Sightseeing as a Single Traveller – Rachel Wade Discovers the Mystical Cities of Central and Eastern Europe

You’re never too old (or too young!) for an adventure, as seasoned single traveller Rachel Wade discovered when she took on Leger’s Imperial Capitals – Prague, Vienna and Budapest tour.

This was my sixth solo Leger tour and by far the most ambitious, taking in three of Europe’s most beautiful cities – Prague, Budapest and Vienna. Thankfully, our friendly and helpful coach drivers, Richard and Shaun, were happy to help make our experience one we would never forget.
Our first destination was the Czech capital of Prague. While some of my fellow travellers joined a guided tour and boat cruise, I took to the city on foot to take in the stunning buildings, tempting shops and fascinating museums and galleries. The Jewish quarter and State Opera House were also well worth a visit, providing plenty of unique photo opportunities.

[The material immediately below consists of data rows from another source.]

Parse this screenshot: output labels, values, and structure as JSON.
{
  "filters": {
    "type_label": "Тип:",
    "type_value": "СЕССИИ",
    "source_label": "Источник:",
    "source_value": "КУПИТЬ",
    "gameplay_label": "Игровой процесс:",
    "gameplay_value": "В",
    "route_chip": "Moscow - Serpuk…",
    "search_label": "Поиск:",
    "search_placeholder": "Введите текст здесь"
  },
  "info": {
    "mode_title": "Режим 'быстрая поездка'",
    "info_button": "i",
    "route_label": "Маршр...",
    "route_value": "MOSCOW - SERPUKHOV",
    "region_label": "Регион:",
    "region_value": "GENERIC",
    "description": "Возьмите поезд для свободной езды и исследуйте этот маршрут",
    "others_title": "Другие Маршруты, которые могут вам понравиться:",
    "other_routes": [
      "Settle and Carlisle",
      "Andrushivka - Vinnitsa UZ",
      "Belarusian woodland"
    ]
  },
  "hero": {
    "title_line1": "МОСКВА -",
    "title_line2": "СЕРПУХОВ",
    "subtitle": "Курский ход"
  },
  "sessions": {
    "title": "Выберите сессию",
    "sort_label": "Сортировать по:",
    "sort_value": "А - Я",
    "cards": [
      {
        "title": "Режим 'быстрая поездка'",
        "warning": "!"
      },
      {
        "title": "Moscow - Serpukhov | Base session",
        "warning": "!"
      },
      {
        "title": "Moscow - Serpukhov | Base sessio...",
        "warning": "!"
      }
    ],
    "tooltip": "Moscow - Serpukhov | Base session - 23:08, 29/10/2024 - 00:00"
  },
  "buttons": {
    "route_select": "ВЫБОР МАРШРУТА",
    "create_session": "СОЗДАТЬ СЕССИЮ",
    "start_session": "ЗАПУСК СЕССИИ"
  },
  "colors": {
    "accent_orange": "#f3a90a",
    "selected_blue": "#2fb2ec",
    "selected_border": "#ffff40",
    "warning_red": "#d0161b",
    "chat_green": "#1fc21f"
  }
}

The following day we travelled to Hungary with a stop en route to the Slovakian capital of Bratislava. It was a vibrant and friendly city with many interesting streets to explore and an array of eateries serving everything from steak and lobster to vegan ice-cream! We finally arrived at our hotel in Buda directly opposite the glorious Hungarian Parliament building in Pest. What a way to begin our stay!

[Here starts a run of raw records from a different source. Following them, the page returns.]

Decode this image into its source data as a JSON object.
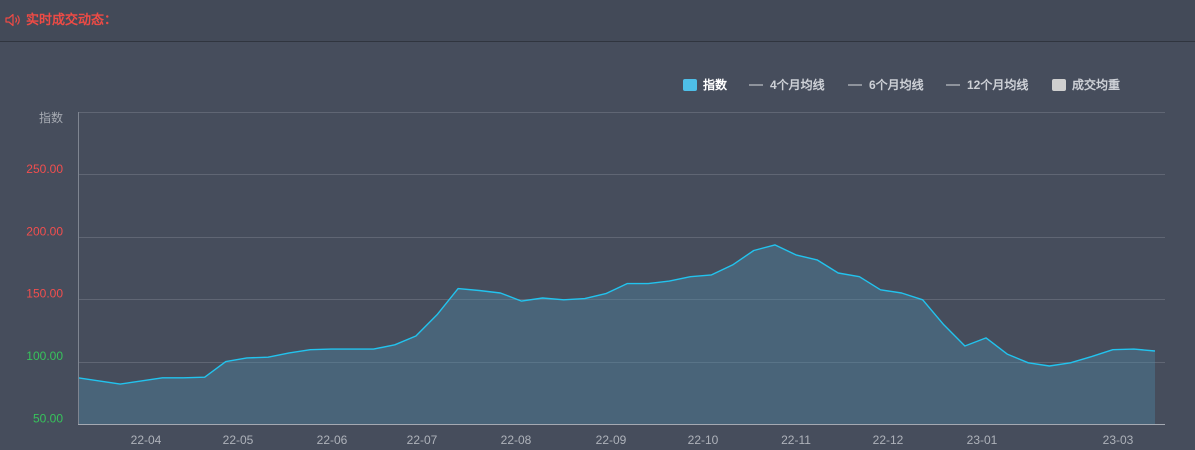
{
  "header": {
    "title": "实时成交动态：",
    "icon": "speaker-icon",
    "title_color": "#ee4b45"
  },
  "legend": {
    "position": "top-right",
    "items": [
      {
        "label": "指数",
        "symbol": "rect",
        "color": "#4ebfe8",
        "active": true
      },
      {
        "label": "4个月均线",
        "symbol": "line",
        "color": "#8e939c",
        "active": false
      },
      {
        "label": "6个月均线",
        "symbol": "line",
        "color": "#8e939c",
        "active": false
      },
      {
        "label": "12个月均线",
        "symbol": "line",
        "color": "#8e939c",
        "active": false
      },
      {
        "label": "成交均重",
        "symbol": "rect",
        "color": "#cfcfcf",
        "active": false
      }
    ]
  },
  "chart_data": {
    "type": "area",
    "ylabel": "指数",
    "ylim": [
      50,
      300
    ],
    "grid": true,
    "y_ticks": [
      {
        "label": "50.00",
        "value": 50,
        "color": "#37c35b"
      },
      {
        "label": "100.00",
        "value": 100,
        "color": "#37c35b"
      },
      {
        "label": "150.00",
        "value": 150,
        "color": "#f24e4e"
      },
      {
        "label": "200.00",
        "value": 200,
        "color": "#f24e4e"
      },
      {
        "label": "250.00",
        "value": 250,
        "color": "#f24e4e"
      }
    ],
    "x_tick_labels": [
      "22-04",
      "22-05",
      "22-06",
      "22-07",
      "22-08",
      "22-09",
      "22-10",
      "22-11",
      "22-12",
      "23-01",
      "23-03"
    ],
    "series": [
      {
        "name": "指数",
        "color": "#22c3ee",
        "fill": "rgba(80,140,170,0.37)",
        "values": [
          87.0,
          84.5,
          82.0,
          84.5,
          87.0,
          87.0,
          87.5,
          100.0,
          103.0,
          103.5,
          107.0,
          109.5,
          110.0,
          110.0,
          110.0,
          113.5,
          120.5,
          137.5,
          158.5,
          157.0,
          155.0,
          148.5,
          151.0,
          149.5,
          150.5,
          154.5,
          162.5,
          162.5,
          164.5,
          168.0,
          169.5,
          177.5,
          189.0,
          193.5,
          185.5,
          181.5,
          171.0,
          168.0,
          157.5,
          155.0,
          149.5,
          129.5,
          112.5,
          119.0,
          106.0,
          99.0,
          96.5,
          99.0,
          104.0,
          109.5,
          110.0,
          108.5
        ]
      }
    ]
  }
}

We had the next day to explore Budapest at leisure, with an optional guided tour and boat cruise on offer. There were so many sights to soak up including the Fisherman’s Bastion, Cave Church, St. Stephen’s Basilica, and the famous baths. My favourite place was the Great Market Hall, which was crammed with all varieties of food, clothing and souvenir stalls – shopping heaven!

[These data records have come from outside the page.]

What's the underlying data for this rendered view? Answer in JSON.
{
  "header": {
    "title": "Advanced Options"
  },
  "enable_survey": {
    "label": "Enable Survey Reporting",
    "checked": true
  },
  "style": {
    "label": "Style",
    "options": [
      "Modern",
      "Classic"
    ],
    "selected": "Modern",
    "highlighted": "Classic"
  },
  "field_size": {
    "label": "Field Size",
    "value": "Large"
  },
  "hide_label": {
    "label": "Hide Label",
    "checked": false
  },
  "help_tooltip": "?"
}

Today we set off for Austria, stopping first in the Hungarian city of Győr – ideal for some last-minute shopping with our Hungarian Forints! We finally arrived in Vienna and were able to spend a couple of hours exploring the beautiful Schönbrunn Palace with its Baroque architecture, elegant gardens, and the oldest zoo in the world founded in 1752.
Our final day had come all too quickly, but what a city to spend it in! Our coach dropped us off between the Vienna State Opera house and the Kunsthistorisches Museum; both incredible buildings displaying the historic and cultural heritage of the city. We spent the day exploring these and other iconic landmarks in the summer sunshine.
During our time in Europe we had travelled 2,300 miles, crossed seven different countries, used three currencies, heard multiple languages, and taken hundreds of photographs! But the memories each of us were taking home were countless. If you have a passion for exploring Europe’s finest cities, then this tour is the adventure you’ve been waiting for! You won’t regret it.